HOW TO MEASURE?

So how can we measure phytoaccumulation? Direct plant bioassy usually takes a long time, which is not a desirable way.The prediction of phytoaccumulation has been a hot topic for years in both agricultural and environmental studies. There has been a great progress made. However, prediction is still very difficult and no single one reliable method exists.The current existing prediction methods can be classified into two groups: methanistically based and empirically based. Mechanistic models, describing such rhizosphere-plant interactions, are rather difficult to develop due to the complexity of processes involved both at the soil-root interface as well as those regulating the internal translocation of contaminants to aboveground tissues. As an alternative, empirical models are used to link the chemical availability of contaminants in soil to internal levels in plants correcting for common soil properties.The current existing soil contaminant measurement methods include:Single Chemical ExtractionChemical Speciation (sequential extraction or spectroscopy)Diffusive Gradients in Thin Films (DGT)Pore Water (PW)Windermere Humic Aqueous Model (WHAM)Free Ion Activity Model (FIAM)Donnan Membrane Technique (DMT)terrestrial Biotic Ligand Model (tBLM)9

Soil Property MethodModifying effect of soil property on correlation and multiple-regression techniques routinely used to examine the relationship between and among soil properties and biological endpointsDominant soil properties to affect phytoaccumulation: pH, OC, CEC, clay content, and reactive Fe, Al, Mn oxides(Basta et al., 2005; Fairbrother et al., 2007)

This study will focus on soil property and chemical extraction methods.
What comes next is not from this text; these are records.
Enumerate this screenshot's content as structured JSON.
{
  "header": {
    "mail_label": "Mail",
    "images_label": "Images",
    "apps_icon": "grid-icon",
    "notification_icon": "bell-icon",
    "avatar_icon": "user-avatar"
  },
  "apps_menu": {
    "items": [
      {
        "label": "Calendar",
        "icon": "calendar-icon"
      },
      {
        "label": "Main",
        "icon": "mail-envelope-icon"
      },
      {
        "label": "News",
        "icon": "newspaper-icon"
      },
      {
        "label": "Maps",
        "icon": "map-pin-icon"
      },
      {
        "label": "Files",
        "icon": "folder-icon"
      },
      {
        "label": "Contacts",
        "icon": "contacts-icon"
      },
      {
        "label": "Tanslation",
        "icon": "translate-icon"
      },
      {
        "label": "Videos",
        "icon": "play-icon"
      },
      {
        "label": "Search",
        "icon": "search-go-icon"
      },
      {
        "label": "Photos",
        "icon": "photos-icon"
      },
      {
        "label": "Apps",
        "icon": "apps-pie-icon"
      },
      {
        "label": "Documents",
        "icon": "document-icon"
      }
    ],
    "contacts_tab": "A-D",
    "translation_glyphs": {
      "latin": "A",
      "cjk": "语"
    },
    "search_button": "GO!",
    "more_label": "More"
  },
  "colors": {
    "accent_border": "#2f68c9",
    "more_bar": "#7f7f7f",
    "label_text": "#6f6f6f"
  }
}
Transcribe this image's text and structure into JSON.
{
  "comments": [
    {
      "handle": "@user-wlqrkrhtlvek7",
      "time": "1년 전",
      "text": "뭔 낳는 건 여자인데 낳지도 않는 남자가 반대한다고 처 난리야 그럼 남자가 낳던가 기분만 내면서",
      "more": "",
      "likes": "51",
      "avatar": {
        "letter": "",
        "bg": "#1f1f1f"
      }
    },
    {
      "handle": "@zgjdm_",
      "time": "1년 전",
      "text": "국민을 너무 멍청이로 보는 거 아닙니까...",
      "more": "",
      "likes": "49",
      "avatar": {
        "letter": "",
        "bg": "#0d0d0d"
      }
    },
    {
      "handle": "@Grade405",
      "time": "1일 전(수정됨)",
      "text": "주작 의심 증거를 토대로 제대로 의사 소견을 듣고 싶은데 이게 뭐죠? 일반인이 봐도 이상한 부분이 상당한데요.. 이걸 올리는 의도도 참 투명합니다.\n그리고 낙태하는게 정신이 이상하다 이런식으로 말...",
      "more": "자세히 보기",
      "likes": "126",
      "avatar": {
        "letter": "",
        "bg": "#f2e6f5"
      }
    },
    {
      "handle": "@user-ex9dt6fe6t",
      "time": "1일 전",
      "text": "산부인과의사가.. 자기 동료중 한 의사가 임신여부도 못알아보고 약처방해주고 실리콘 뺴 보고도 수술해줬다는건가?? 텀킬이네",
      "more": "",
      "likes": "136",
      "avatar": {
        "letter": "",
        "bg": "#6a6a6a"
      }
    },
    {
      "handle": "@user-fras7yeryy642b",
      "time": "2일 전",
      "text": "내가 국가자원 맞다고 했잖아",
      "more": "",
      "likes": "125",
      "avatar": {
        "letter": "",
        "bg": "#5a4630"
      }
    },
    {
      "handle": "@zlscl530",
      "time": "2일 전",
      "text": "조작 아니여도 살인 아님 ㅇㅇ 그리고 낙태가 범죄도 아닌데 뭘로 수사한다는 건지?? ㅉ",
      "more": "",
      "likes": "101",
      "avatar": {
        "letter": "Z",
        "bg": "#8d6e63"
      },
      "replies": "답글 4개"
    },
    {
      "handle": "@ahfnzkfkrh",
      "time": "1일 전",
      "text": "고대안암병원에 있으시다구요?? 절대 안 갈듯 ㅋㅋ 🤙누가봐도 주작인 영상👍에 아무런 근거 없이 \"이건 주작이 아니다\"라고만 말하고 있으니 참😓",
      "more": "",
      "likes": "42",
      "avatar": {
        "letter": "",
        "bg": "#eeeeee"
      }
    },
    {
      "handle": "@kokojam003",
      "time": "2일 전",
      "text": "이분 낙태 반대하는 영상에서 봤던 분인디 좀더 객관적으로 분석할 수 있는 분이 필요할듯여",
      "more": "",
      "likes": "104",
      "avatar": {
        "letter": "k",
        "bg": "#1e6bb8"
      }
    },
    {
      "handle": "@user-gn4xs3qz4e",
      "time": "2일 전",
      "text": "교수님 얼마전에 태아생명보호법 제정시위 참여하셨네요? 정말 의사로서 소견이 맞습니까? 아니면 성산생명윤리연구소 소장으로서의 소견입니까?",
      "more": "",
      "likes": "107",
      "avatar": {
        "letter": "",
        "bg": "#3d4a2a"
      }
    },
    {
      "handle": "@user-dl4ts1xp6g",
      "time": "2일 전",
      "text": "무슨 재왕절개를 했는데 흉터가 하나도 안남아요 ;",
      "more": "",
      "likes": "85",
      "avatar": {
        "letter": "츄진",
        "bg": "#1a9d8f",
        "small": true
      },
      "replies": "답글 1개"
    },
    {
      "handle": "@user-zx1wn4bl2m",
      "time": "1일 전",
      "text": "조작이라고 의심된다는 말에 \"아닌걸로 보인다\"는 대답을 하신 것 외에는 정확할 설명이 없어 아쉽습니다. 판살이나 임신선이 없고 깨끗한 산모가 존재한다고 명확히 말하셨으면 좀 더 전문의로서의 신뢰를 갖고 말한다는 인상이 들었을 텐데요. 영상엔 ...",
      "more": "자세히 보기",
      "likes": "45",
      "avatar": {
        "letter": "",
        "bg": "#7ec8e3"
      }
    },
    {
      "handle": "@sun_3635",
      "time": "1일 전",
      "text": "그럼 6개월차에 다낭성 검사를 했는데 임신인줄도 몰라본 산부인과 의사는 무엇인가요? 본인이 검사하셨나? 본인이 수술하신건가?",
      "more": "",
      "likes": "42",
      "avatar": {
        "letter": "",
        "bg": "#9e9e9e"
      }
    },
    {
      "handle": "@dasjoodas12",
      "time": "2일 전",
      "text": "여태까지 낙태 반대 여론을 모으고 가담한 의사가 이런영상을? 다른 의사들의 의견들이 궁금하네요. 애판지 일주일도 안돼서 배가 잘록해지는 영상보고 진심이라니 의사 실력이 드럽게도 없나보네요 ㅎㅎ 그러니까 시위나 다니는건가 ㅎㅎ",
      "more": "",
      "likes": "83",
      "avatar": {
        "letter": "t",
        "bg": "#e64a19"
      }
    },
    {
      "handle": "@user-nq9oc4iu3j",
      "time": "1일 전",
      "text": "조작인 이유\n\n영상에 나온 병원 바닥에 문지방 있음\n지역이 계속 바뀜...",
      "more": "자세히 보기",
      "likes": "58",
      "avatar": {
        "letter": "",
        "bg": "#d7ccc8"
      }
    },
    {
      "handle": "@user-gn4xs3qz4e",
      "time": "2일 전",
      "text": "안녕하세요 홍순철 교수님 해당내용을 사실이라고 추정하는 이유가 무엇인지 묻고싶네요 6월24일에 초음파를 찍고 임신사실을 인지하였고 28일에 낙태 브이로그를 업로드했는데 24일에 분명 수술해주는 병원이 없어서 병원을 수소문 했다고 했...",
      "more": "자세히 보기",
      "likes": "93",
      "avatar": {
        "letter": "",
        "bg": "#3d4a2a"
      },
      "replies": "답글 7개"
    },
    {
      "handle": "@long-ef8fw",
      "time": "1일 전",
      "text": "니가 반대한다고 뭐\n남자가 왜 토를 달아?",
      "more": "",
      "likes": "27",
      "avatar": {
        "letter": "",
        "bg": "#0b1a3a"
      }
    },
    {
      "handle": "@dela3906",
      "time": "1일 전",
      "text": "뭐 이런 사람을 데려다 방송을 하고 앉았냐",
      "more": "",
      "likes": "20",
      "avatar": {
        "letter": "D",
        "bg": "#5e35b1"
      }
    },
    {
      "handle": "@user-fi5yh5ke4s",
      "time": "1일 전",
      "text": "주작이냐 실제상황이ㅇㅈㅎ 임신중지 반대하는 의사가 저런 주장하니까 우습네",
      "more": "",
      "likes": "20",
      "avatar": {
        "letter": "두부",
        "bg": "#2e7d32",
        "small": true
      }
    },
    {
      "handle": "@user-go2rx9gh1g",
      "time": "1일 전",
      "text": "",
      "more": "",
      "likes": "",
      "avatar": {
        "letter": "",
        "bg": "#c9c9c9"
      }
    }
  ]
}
First, lets look at the soil property method.The modifying effects of soil property on correlation and multiple-regression techniques have been routinely used to examine the relationship between and among soil properties and biological endpoints. Dominant soil chemical/physical properties known to affect the phytoaccumulation of contaminants are soil pH, organic carbon (OC), cation exchange capacity (CEC), clay content, and reactive Fe, Al, and Mn oxides.10

Here is a list of relevant key literatures using soil property method to predict phytoaccumulation/phytoavailability. These are the correlation results, to the left of the equation is plant concentration of contaminants, to the right of the equation are correlated soil properties.11

Continued.12

Soil Property MethodSoil samples: natural source (naturally uncontaminated or contaminated), anth